*** Opening MATERIAL PROVIDED ***

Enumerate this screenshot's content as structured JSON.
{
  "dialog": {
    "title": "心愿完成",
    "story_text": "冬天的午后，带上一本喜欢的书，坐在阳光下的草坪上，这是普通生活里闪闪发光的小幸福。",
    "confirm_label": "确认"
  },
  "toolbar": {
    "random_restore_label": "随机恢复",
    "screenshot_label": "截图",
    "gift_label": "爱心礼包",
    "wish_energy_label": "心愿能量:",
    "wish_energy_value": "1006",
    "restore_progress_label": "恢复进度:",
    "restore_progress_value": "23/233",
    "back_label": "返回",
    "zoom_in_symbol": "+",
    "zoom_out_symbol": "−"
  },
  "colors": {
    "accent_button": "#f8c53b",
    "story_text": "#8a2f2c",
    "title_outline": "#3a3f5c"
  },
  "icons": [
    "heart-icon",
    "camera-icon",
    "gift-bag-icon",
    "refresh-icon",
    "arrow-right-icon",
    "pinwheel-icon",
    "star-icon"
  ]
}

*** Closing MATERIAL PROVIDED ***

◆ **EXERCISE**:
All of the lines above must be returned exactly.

◆ **EXPECTED ANSWER**:
Enumerate this screenshot's content as structured JSON.
{
  "dialog": {
    "title": "心愿完成",
    "story_text": "冬天的午后，带上一本喜欢的书，坐在阳光下的草坪上，这是普通生活里闪闪发光的小幸福。",
    "confirm_label": "确认"
  },
  "toolbar": {
    "random_restore_label": "随机恢复",
    "screenshot_label": "截图",
    "gift_label": "爱心礼包",
    "wish_energy_label": "心愿能量:",
    "wish_energy_value": "1006",
    "restore_progress_label": "恢复进度:",
    "restore_progress_value": "23/233",
    "back_label": "返回",
    "zoom_in_symbol": "+",
    "zoom_out_symbol": "−"
  },
  "colors": {
    "accent_button": "#f8c53b",
    "story_text": "#8a2f2c",
    "title_outline": "#3a3f5c"
  },
  "icons": [
    "heart-icon",
    "camera-icon",
    "gift-bag-icon",
    "refresh-icon",
    "arrow-right-icon",
    "pinwheel-icon",
    "star-icon"
  ]
}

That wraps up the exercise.